She said the disconnect is strongest in the field of addictive drugs: desire, or “desire”, the drug will take people to extremes to get it, but the real reward, or “taste”, is low because they are already used to it to this.
Download the NBC News app to get the latest news about coronavirus
“The flip side is that we don’t have to ‘want’ the things that will work. Things like taking the time to experience social connection, doing good things for others, taking the time to feel gratitude. We just don’t have the mechanisms to look for those things. We don’t realize that this is what is missing, ”said Santos.
One thing that was widely desired during the pandemic: alcohol. Women, in particular, were more susceptible to drinking under quarantined stress. As a group, they experienced decreased job security and increased social isolation – factors that have historically driven alcohol consumption.
In April, with almost all Americans requesting to stay home, online alcohol sales increased more than 500% over the previous year. Online sales fell after the first days of the pandemic with the temporary opening of bars and restaurants, but even in October, online sales of alcohol outperformed sales of most other categories of consumer goods, according to Nielsen.

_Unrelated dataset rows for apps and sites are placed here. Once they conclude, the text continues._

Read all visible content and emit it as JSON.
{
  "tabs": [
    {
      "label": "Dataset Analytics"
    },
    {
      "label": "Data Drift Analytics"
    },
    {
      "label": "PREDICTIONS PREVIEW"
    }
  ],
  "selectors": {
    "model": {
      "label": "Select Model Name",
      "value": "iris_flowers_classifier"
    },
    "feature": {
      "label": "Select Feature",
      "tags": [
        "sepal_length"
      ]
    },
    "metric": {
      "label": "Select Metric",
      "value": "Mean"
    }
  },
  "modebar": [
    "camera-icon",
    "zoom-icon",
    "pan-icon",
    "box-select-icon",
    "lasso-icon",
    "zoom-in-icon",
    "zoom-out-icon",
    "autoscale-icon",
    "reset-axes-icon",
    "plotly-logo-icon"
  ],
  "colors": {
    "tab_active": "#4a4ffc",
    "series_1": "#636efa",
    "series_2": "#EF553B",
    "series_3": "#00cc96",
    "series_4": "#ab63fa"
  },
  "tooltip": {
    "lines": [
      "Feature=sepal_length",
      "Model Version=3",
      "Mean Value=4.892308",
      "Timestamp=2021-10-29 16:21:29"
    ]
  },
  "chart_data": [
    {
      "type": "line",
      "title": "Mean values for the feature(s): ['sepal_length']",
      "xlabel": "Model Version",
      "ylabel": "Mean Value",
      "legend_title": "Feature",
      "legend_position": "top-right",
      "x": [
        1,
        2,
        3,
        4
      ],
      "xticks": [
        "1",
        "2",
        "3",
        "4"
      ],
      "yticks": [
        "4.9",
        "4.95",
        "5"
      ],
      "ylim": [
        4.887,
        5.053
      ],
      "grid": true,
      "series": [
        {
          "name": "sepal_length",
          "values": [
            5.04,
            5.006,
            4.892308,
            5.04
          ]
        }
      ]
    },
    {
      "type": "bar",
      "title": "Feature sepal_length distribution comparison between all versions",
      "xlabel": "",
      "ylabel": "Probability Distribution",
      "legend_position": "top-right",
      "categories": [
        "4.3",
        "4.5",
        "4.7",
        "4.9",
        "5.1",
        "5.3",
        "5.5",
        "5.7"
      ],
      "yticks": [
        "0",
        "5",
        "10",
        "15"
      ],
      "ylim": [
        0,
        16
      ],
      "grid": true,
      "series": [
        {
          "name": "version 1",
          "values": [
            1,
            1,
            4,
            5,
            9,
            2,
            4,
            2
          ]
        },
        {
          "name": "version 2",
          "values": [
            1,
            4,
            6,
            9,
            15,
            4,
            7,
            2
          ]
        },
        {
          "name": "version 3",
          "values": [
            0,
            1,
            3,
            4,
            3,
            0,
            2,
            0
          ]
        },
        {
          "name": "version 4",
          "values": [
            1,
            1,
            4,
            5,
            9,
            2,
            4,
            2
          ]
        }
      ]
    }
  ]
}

A more counterintuitive habit that returned to normal was smoking. Given the effects of coronavirus on the respiratory system, lighting a cigarette this year may have seemed incomprehensible to some, but sales indicate that the chemical incentive for nicotine has remained a draw for many. The overall decline in tobacco sales in the United States was slightly contained from March to October. And it is not just stress that is fueling consumption. The companies attribute higher sales to an increase in disposable income for Americans who received a boost from stimulus payments and spent less money on social activities like dining out – which meant they had more occasions to smoke at home.
While Americans dealt with discretionary spending fueled by the pandemic, it wasn’t just Big Tobacco that benefited: this Cyber Monday, November 30, the first Monday after Thanksgiving, became the biggest online shopping day in the history of the United States, with a total of $ 10.7 billion in purchases – a number as indicative of the collective brain’s quest for gratification as any other. And a category that has grown notably is self-care.
“Buying new material goods just doesn’t make us as happy as we think. In fact, it would be better to spend money on other people.”
“Self-care is the ultimate way to express self-love,” said Colleen McCann, author of “Crystal Rx” and founder of a fashion brand that finds mysticism, Style Rituals. McCann’s services include energetic wardrobe cleanings and crystal readings and self-affirmation Tarot, after which customers receive a highly selected “time for me” kit and a mood board. Even though it is a cutting-edge niche offering, Style Rituals has been gaining business, although its services have gone entirely online, McCann said.
RetailMeNot’s consumer spending projections indicate that people will spend more money on gifts for themselves than they do with their parents, in-laws or best friends this holiday season. But self-centered shopping doesn’t bring the holiday cheer one might expect, Santos said.
“Buying new material goods just doesn’t make us as happy as we think. In fact, it would be better to spend money on other people. Doing good things for others seems to make us happy over time,” she said.
With the help of vaccines, the return of society may be the only thing to replace gratifying habits instantly, such as checks for stimulus of impulse spending, with more lasting enrichment.
“After the blockade, we will get these incredible new beginnings in the routines we have, how we interact, with whom we interact,” said Santos. “It will really give us opportunities to create more positive habits and use what we have learned during that time to create a more nutritious life for ourselves.”